RFM and his questions do sound like they are coming from a still active Mormon, or someone like Ray A, who can't move on and find a the mountain of spiritual and personal enlightenment outside of Mormonism.
There are so many good books and inspiring ideas beyond Mormonism, I don't know why someone would care about the value of the Book of Mormon. But then again, I'm speaking as an Ex-Mormon.
|Subject:||Study of religious texts|
|Date:||Jan 24 12:13|
|I found your post well written and fasinating. I just finished
reading Zen and the Art of Motorcycle Maintenance. It is the first book that I have ever
read that when I finished I wanted to start over and read it again. The next day I found a
book called The Guide Book to Zen and the Art of Motorcycle Maintenance By Ronald L.
Disanto, Ph.D. and Thomas J. Steele, S.J., Ph.D. They have spent years studying ZMM and
wrote their book with the permision of Robert Persig. In the section of the book where
they are talking about Buddhism they give a brief history and then state:
As you read the traditional account of Siddhartha Gautama's (Buddha) life, you may come to the conclusion that while it contains a core of historical fact, it is richly and unabashedly embellished with fable and fantasy.

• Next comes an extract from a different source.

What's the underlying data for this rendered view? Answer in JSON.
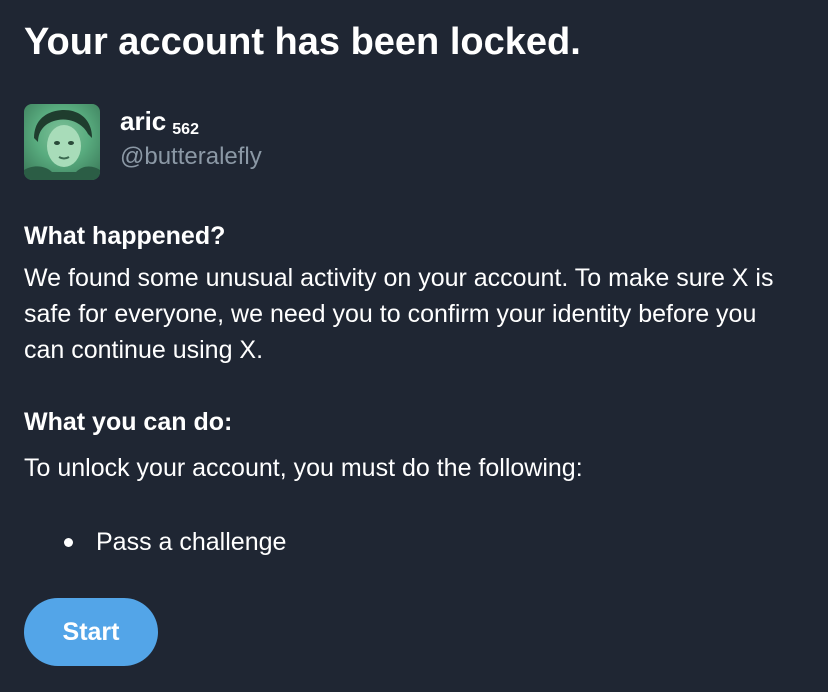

I don't think it is a mistake to look at the account in that way, as long as we don't jump to the further conclusion that all the truth worth seeking in the account is to be found only in the "facts" purified of all fable and fantasy. If we understand that the account is meant to open the reader to spiritual truth in addition to historical truth, we may find it worthwhile to attend as much to the embellishments as to the core. pg. 63
If you approach the story of Siddhartha with a hunger for "facts", you will probably still be hungry after hearing it. You will glean from the story that Siddhartha was married, that he had a son, and that he left home when he was about twenty-five; but you are unlikely to find the story of the Four Sights credible. How could a young man in his mid-twenties, a married father, have no knowledge of old age, sickness, and death? Impossible! You know it, I know it, every intelligent and mature person know it, and, surely, the original storyteller knew it too. However, it's quite possible for the original and every intelligent and mature hearer to find food for thought where credible "facts" are missing. Consider the difference between knowing factually the people grow old, get sick and die and knowing existentially that you and persons you cherish are subject to old age, sickness, and death. In the case of factual knowing, your knowledge might well be integrated, in an abstract manner, with all sorts of other factual knowledge, such as knowledge about rocks and trees and bees. In the case of existential knowing, that sort of abstract integration would be beside the point. What you have got hold of is a new awareness that calls for a new way of appropriating what you already know and a new way of living your life! The knowledge-the gut experience-has gotten hold of you. It has placed you at a crossroads and there is no turning back to life as hitherto lived. pg65
I think this is the way I will look at any religious text.
|Subject:||Well then. Let's look at the good of this post.|
|Date:||Jan 24 13:17|
|I love what this post has brought out in other's replys. This is the good in RPM's post. And the only good in the BoM as far as critical thinkers are concerned are the observations of it's content and the exposure of what it really is. I need add nothing further to what has already been expressed by the previous posters.|